Website and app data records
----

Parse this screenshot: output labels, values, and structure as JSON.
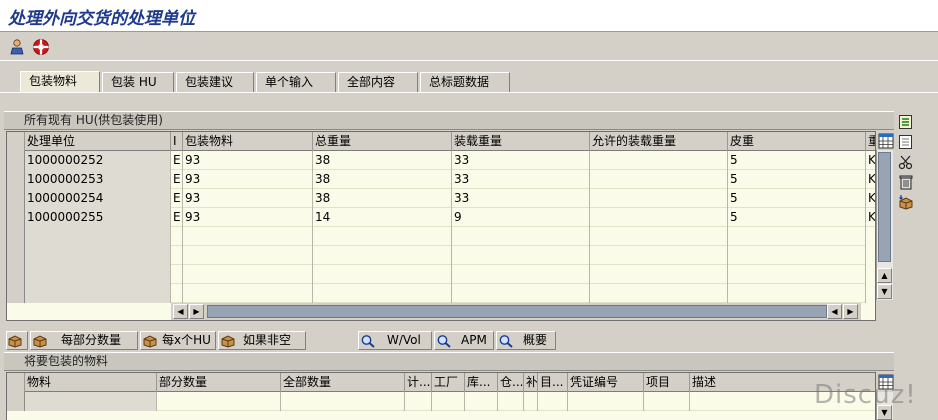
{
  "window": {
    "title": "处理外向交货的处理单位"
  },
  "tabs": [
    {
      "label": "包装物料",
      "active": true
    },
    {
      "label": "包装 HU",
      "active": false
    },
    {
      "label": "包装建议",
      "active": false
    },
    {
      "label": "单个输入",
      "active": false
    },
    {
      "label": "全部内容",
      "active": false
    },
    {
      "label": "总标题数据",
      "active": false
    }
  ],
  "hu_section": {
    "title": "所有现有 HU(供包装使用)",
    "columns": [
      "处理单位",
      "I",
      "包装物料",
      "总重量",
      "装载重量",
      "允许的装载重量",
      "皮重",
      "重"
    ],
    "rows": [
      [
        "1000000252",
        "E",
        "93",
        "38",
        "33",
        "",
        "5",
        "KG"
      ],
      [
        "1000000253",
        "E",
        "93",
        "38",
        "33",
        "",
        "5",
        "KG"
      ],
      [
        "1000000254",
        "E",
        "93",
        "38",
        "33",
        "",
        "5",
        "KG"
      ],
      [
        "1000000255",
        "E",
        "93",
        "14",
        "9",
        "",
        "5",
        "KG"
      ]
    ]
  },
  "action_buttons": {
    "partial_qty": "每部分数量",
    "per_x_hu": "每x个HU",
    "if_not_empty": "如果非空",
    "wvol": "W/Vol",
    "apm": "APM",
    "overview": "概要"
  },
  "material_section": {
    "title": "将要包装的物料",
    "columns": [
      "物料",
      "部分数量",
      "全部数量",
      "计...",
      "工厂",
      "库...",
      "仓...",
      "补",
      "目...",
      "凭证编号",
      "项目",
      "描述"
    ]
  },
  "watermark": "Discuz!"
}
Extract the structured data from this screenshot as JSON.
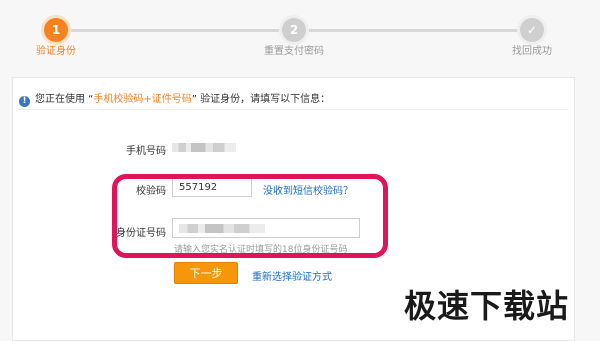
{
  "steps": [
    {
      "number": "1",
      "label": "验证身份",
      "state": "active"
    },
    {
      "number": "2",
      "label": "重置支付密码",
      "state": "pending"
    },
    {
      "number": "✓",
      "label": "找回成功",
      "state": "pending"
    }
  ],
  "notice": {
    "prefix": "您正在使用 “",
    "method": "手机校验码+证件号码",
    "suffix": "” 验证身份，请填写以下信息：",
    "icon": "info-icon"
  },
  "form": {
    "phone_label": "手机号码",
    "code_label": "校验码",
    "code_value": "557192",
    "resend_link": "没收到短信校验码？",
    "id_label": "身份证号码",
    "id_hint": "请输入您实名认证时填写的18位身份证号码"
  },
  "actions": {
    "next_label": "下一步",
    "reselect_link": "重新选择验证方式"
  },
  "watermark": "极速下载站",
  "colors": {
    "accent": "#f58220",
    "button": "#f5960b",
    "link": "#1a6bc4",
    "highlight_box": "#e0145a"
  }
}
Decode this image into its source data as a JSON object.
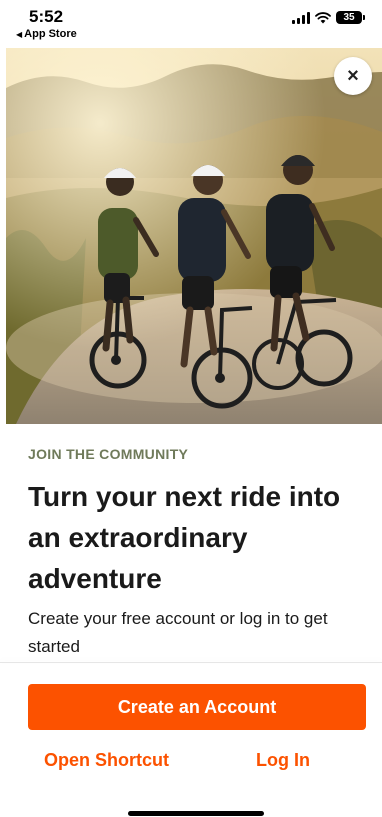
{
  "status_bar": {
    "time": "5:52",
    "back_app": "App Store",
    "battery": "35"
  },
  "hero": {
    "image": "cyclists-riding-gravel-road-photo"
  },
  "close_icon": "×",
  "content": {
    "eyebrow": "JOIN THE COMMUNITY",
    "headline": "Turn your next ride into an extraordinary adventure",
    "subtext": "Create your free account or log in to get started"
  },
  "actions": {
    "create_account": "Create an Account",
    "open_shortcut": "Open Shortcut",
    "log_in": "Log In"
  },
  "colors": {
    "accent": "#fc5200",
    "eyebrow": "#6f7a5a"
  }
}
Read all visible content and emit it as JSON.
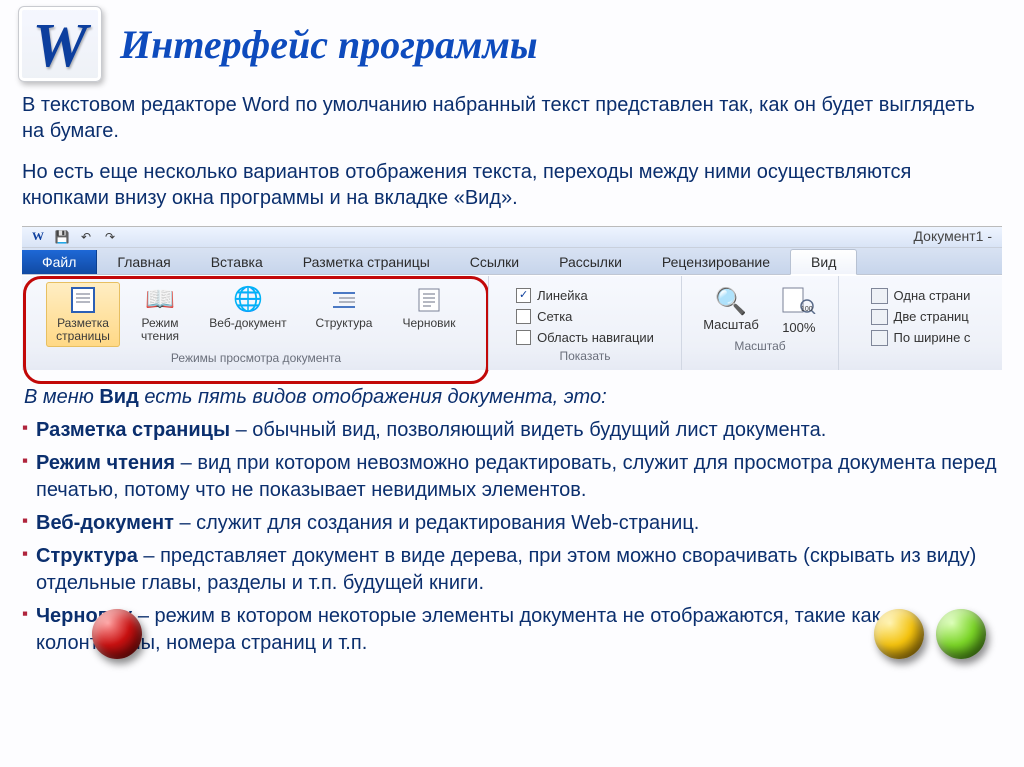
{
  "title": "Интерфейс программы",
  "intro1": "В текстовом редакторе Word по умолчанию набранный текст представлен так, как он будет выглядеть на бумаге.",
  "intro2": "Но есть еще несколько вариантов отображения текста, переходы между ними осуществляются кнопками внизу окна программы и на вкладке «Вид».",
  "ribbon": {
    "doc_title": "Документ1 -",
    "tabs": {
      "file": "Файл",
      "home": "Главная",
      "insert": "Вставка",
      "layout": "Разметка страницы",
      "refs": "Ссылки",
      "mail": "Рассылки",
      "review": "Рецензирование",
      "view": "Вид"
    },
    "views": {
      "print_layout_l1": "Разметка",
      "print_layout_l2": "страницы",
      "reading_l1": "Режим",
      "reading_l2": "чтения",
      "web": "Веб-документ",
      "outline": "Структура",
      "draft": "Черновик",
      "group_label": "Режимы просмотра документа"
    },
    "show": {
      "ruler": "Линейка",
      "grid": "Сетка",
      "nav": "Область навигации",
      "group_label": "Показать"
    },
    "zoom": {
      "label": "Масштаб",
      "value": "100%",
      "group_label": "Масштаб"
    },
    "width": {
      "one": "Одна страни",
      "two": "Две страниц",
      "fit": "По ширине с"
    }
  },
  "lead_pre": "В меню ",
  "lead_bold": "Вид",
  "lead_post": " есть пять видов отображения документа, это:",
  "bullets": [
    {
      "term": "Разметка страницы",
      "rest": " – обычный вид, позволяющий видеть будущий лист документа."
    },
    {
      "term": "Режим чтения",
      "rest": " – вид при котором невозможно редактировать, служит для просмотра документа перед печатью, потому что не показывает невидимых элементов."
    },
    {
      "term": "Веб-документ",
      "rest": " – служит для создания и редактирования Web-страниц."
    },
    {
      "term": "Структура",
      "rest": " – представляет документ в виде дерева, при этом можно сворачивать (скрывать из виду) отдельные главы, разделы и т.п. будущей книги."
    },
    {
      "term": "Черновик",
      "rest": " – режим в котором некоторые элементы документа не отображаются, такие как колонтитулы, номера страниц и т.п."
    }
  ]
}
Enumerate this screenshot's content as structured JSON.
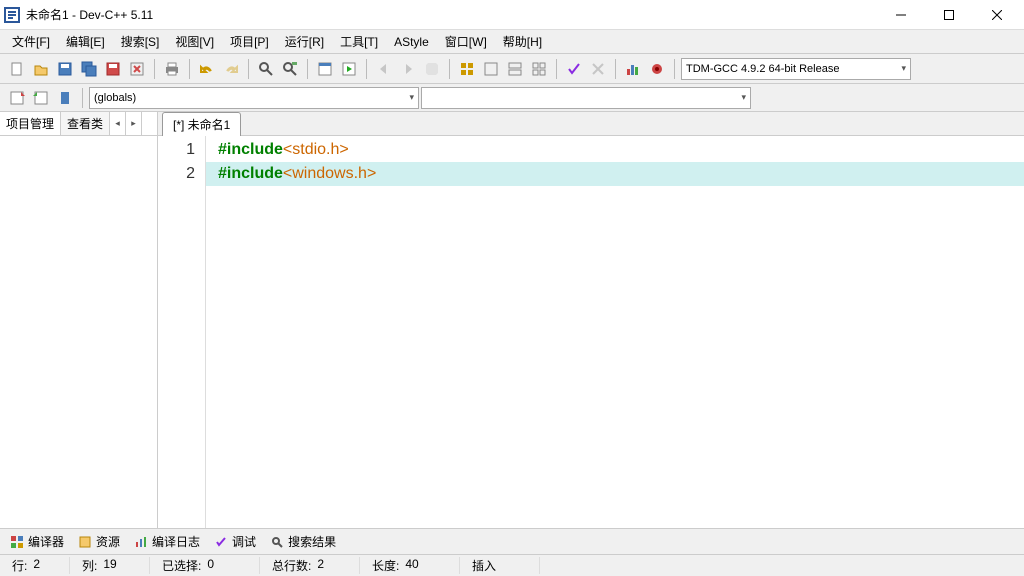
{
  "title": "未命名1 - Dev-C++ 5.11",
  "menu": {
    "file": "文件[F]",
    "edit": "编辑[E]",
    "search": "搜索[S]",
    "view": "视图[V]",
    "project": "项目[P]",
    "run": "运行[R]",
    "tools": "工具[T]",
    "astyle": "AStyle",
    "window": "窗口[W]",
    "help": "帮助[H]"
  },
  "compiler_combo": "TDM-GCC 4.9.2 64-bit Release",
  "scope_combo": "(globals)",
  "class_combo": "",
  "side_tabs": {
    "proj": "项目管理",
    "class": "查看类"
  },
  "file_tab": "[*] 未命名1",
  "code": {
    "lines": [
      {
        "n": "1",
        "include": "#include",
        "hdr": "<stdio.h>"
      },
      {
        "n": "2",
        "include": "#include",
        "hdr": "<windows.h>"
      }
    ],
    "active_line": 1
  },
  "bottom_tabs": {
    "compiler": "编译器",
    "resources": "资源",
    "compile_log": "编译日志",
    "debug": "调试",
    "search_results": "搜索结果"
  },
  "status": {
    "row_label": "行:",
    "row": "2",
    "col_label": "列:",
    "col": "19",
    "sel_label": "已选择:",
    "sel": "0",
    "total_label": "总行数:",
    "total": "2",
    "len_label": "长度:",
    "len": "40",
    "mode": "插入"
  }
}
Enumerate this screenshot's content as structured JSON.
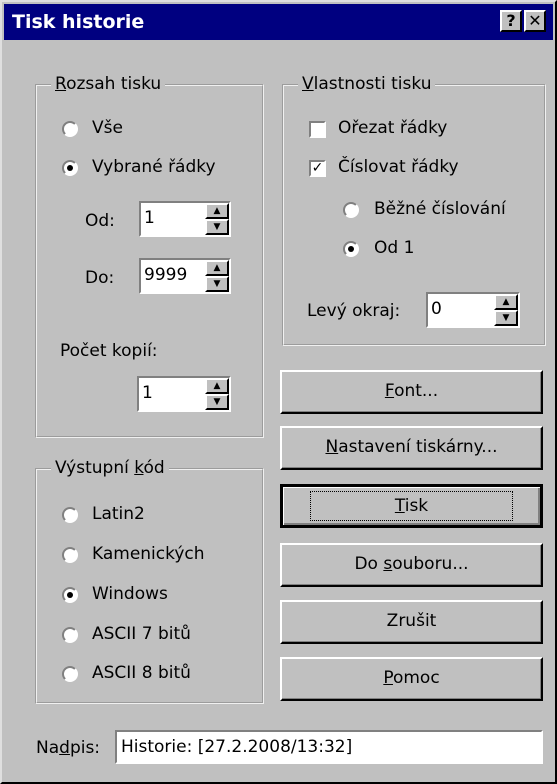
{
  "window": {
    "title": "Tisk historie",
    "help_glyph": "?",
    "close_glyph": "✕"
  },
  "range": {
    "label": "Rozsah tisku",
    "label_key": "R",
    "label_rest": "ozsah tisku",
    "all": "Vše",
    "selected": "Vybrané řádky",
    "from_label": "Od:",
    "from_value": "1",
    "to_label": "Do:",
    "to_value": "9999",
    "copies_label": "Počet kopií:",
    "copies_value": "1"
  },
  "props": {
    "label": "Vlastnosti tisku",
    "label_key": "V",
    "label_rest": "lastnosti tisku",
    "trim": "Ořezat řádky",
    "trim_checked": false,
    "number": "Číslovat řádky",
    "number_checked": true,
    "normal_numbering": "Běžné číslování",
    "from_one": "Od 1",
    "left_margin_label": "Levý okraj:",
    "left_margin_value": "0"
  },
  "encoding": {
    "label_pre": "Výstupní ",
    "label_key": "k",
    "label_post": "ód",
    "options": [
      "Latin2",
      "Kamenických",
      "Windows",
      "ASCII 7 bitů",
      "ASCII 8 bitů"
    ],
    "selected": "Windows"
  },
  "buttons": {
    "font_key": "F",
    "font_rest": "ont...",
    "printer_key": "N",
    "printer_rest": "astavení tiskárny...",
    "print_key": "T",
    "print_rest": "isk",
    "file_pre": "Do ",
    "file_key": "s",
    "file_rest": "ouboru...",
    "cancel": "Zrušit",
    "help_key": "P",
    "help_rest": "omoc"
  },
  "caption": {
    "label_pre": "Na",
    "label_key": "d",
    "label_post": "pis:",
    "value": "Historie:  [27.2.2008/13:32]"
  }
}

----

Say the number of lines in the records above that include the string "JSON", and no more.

YOUR RESPONSE
6